The Lyric Opera of Chicago
Ardis Krainik Theatre
I always attend opera with a great excitement, if not glee, depending on the offering that night, but sometimes one is close to a sense of awe. Lyric Opera of Chicago's première of Berlioz's immense grand opera Les Troyens was one of those times.
This is not only a new production but also Lyric's first scheduling of Berlioz's account of the Trojan War and also the events in Carthage after its fall. Acts three through five cover the same dramatic narrative of that of Purcell's Dido and Aeneas but here they are only part 2 of a five-act opera. The production is a total of five hours long—but it flew by.
Lyric's production is fantastic. Every singer is right-on both vocally and dramatically: Brandon Jovanovich (Aeneas) has both a nice large tenor that could soar over a Berlioz orchestra and offstage band both playing simultaneously, and the good looks worthy of the founder of Rome and son of Venus (my only complaint of his work was that he tended to forte when piano might have done as well). He seemed a bit vocally fatigued by the end of the performance but that is a risk in an opera that requires a lead to sing in all five acts.
The rest of the cast is wonderful as well, especially Susan Graham as Dido, Christine Goerke as Cassandra and Okka von der Dameral as Dido's sister Anna, all in great voice (as is the entire cast including the superb Lyric Opera Chorus) and giving their all as performers including one lovely passage between Dido and Aeneas that is absolutely heart-breaking.

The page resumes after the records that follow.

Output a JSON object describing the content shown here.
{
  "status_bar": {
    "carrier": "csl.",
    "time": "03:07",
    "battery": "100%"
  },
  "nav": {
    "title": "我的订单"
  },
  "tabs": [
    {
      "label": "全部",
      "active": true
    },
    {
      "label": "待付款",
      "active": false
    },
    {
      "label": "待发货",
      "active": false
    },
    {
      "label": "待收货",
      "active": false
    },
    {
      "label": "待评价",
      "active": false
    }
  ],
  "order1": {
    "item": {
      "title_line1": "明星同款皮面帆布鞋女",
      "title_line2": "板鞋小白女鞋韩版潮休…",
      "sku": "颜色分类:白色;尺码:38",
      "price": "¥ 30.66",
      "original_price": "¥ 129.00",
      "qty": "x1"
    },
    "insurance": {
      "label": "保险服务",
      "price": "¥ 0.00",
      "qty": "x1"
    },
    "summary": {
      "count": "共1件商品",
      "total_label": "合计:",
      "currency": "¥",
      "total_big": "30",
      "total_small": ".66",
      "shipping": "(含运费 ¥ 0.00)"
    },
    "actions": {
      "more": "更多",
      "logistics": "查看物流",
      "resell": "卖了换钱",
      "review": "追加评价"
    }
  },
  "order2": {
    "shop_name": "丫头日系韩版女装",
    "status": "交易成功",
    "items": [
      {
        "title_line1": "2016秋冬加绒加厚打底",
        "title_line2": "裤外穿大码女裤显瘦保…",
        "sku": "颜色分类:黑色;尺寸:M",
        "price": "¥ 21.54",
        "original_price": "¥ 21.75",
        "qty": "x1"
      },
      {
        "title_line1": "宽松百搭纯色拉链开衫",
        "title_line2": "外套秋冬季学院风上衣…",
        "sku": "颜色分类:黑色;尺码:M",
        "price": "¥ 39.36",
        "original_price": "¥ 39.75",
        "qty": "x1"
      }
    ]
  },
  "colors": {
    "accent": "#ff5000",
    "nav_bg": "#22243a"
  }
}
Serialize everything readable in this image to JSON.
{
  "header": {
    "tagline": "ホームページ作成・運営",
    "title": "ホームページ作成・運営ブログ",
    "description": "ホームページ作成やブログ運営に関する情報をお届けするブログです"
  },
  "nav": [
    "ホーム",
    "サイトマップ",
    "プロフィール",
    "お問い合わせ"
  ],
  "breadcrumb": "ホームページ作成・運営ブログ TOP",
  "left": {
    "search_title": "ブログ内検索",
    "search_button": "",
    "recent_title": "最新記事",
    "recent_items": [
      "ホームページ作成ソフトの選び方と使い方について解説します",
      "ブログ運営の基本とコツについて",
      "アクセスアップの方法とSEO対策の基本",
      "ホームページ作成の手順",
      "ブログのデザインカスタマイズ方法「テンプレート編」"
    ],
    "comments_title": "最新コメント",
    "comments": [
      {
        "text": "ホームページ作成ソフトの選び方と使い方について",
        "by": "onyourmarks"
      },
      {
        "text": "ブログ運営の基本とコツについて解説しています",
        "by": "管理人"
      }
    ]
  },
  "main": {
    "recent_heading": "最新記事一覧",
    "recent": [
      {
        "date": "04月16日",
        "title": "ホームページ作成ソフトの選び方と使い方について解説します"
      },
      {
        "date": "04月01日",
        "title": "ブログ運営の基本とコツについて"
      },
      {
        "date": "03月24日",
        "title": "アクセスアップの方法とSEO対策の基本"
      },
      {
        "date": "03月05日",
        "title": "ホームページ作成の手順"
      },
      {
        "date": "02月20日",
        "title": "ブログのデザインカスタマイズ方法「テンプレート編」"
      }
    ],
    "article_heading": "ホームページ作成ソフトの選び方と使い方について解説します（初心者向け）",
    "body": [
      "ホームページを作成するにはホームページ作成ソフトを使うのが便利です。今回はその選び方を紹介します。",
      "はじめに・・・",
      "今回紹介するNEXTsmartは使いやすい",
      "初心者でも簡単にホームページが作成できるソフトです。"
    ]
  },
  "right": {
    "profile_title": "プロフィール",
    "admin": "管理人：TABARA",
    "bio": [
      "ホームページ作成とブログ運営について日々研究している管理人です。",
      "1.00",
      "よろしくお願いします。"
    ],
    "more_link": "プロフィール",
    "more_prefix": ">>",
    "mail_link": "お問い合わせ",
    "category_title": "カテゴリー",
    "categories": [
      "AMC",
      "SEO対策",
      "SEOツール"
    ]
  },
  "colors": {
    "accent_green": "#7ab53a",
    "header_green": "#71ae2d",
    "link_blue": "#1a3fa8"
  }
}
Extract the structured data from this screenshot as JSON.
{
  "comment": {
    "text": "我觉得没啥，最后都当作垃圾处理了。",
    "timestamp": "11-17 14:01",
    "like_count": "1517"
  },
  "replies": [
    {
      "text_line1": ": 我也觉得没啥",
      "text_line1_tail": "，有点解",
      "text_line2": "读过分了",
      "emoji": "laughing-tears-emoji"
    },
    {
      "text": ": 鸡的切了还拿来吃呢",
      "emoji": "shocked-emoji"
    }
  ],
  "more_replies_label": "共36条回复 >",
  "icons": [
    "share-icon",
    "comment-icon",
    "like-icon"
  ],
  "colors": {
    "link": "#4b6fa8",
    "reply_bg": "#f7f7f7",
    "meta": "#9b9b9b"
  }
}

There are two young singers on which you'll want to keep your eye: Mingjie Lei (Iopas, a poet who does his best to provide entertainment to a lovesick Dido) and Jonathan Johnson (Hylas, a young Trojan who laments his lost Troy but is also eager to move on to the founding of Rome). Like other members of the cast, they are members of Lyric's training programme, the Ryan Opera Center; their fresh voices and technical skills bode well for the future. As always, Sir Andrew Davis's conducting is thoughtful and deeply moving, revealing the many colours of Berlioz's seldom-heard score.
And all the cast (again, including the chorus) is in fine dramatic form as well, thanks to director Tim Albery's work. In fact, it's a rare production that makes such great use of the chorus as part of the stage picture. Rather than the all too usual chorus standing in a great semicircle and singing for what can feel like days rather than hours, here individual members of the chorus are given small movements that constantly refresh the stage picture without being at all distracting.
Finally, the technical aspects are magical, with a rotating set that again constantly changes the stage picture without being distracting and projections that are breathtakingly gorgeous.
It's a rare thing to see Les Troyens at all. It is great to have seen it in such a magnificent production.
Reviewer: Keith Dorwick